(Items from an interface collection)
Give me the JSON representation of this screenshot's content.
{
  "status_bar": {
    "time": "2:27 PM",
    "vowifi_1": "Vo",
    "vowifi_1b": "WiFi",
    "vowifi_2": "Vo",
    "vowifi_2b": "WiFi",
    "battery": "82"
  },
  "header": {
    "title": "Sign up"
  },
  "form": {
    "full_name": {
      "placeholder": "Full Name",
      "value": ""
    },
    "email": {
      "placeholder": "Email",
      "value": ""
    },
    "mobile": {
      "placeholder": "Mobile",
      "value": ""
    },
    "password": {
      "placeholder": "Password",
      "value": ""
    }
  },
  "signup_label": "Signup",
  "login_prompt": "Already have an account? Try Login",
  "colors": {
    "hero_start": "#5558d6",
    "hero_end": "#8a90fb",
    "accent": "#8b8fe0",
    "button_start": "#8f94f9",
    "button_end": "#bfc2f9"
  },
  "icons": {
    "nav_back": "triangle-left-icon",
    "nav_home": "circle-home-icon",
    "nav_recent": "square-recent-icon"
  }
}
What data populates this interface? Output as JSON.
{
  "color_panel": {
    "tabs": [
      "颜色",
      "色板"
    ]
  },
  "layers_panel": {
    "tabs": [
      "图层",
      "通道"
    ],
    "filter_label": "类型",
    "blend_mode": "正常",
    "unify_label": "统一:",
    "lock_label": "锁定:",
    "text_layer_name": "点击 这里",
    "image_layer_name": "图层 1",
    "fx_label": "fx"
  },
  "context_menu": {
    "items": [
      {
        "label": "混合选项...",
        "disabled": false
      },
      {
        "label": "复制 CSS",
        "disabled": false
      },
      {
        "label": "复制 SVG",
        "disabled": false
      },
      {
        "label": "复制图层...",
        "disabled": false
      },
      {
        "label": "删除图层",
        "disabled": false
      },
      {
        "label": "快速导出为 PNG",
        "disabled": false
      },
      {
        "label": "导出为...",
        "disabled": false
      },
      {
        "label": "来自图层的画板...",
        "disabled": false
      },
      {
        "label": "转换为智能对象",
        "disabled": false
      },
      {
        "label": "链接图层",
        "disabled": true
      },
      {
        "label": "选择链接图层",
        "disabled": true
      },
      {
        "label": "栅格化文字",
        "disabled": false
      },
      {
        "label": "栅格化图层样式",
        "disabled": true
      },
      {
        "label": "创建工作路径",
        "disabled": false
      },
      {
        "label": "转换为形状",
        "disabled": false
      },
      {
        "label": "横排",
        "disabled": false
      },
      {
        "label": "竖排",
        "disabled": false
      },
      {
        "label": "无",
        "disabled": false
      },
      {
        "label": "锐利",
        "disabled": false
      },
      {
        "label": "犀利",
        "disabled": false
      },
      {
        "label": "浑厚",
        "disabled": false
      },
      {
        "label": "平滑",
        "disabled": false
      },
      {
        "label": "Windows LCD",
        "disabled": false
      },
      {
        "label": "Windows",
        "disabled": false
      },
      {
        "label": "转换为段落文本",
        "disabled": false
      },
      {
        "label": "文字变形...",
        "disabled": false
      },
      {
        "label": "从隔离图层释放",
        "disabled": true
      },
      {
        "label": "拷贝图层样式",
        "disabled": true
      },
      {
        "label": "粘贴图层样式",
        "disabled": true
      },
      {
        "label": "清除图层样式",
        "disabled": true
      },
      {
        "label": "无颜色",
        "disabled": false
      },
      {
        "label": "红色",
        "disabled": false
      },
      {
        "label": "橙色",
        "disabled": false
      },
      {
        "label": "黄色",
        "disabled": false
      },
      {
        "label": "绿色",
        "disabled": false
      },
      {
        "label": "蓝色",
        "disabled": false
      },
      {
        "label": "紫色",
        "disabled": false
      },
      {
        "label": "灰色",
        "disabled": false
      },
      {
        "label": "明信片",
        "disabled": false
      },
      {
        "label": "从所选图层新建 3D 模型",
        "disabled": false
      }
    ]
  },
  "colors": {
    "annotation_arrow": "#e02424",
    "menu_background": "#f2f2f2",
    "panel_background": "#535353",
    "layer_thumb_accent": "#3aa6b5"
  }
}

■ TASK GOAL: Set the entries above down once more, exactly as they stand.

■ RESULT:
Give me the JSON representation of this screenshot's content.
{
  "status_bar": {
    "time": "2:27 PM",
    "vowifi_1": "Vo",
    "vowifi_1b": "WiFi",
    "vowifi_2": "Vo",
    "vowifi_2b": "WiFi",
    "battery": "82"
  },
  "header": {
    "title": "Sign up"
  },
  "form": {
    "full_name": {
      "placeholder": "Full Name",
      "value": ""
    },
    "email": {
      "placeholder": "Email",
      "value": ""
    },
    "mobile": {
      "placeholder": "Mobile",
      "value": ""
    },
    "password": {
      "placeholder": "Password",
      "value": ""
    }
  },
  "signup_label": "Signup",
  "login_prompt": "Already have an account? Try Login",
  "colors": {
    "hero_start": "#5558d6",
    "hero_end": "#8a90fb",
    "accent": "#8b8fe0",
    "button_start": "#8f94f9",
    "button_end": "#bfc2f9"
  },
  "icons": {
    "nav_back": "triangle-left-icon",
    "nav_home": "circle-home-icon",
    "nav_recent": "square-recent-icon"
  }
}
What data populates this interface? Output as JSON.
{
  "color_panel": {
    "tabs": [
      "颜色",
      "色板"
    ]
  },
  "layers_panel": {
    "tabs": [
      "图层",
      "通道"
    ],
    "filter_label": "类型",
    "blend_mode": "正常",
    "unify_label": "统一:",
    "lock_label": "锁定:",
    "text_layer_name": "点击 这里",
    "image_layer_name": "图层 1",
    "fx_label": "fx"
  },
  "context_menu": {
    "items": [
      {
        "label": "混合选项...",
        "disabled": false
      },
      {
        "label": "复制 CSS",
        "disabled": false
      },
      {
        "label": "复制 SVG",
        "disabled": false
      },
      {
        "label": "复制图层...",
        "disabled": false
      },
      {
        "label": "删除图层",
        "disabled": false
      },
      {
        "label": "快速导出为 PNG",
        "disabled": false
      },
      {
        "label": "导出为...",
        "disabled": false
      },
      {
        "label": "来自图层的画板...",
        "disabled": false
      },
      {
        "label": "转换为智能对象",
        "disabled": false
      },
      {
        "label": "链接图层",
        "disabled": true
      },
      {
        "label": "选择链接图层",
        "disabled": true
      },
      {
        "label": "栅格化文字",
        "disabled": false
      },
      {
        "label": "栅格化图层样式",
        "disabled": true
      },
      {
        "label": "创建工作路径",
        "disabled": false
      },
      {
        "label": "转换为形状",
        "disabled": false
      },
      {
        "label": "横排",
        "disabled": false
      },
      {
        "label": "竖排",
        "disabled": false
      },
      {
        "label": "无",
        "disabled": false
      },
      {
        "label": "锐利",
        "disabled": false
      },
      {
        "label": "犀利",
        "disabled": false
      },
      {
        "label": "浑厚",
        "disabled": false
      },
      {
        "label": "平滑",
        "disabled": false
      },
      {
        "label": "Windows LCD",
        "disabled": false
      },
      {
        "label": "Windows",
        "disabled": false
      },
      {
        "label": "转换为段落文本",
        "disabled": false
      },
      {
        "label": "文字变形...",
        "disabled": false
      },
      {
        "label": "从隔离图层释放",
        "disabled": true
      },
      {
        "label": "拷贝图层样式",
        "disabled": true
      },
      {
        "label": "粘贴图层样式",
        "disabled": true
      },
      {
        "label": "清除图层样式",
        "disabled": true
      },
      {
        "label": "无颜色",
        "disabled": false
      },
      {
        "label": "红色",
        "disabled": false
      },
      {
        "label": "橙色",
        "disabled": false
      },
      {
        "label": "黄色",
        "disabled": false
      },
      {
        "label": "绿色",
        "disabled": false
      },
      {
        "label": "蓝色",
        "disabled": false
      },
      {
        "label": "紫色",
        "disabled": false
      },
      {
        "label": "灰色",
        "disabled": false
      },
      {
        "label": "明信片",
        "disabled": false
      },
      {
        "label": "从所选图层新建 3D 模型",
        "disabled": false
      }
    ]
  },
  "colors": {
    "annotation_arrow": "#e02424",
    "menu_background": "#f2f2f2",
    "panel_background": "#535353",
    "layer_thumb_accent": "#3aa6b5"
  }
}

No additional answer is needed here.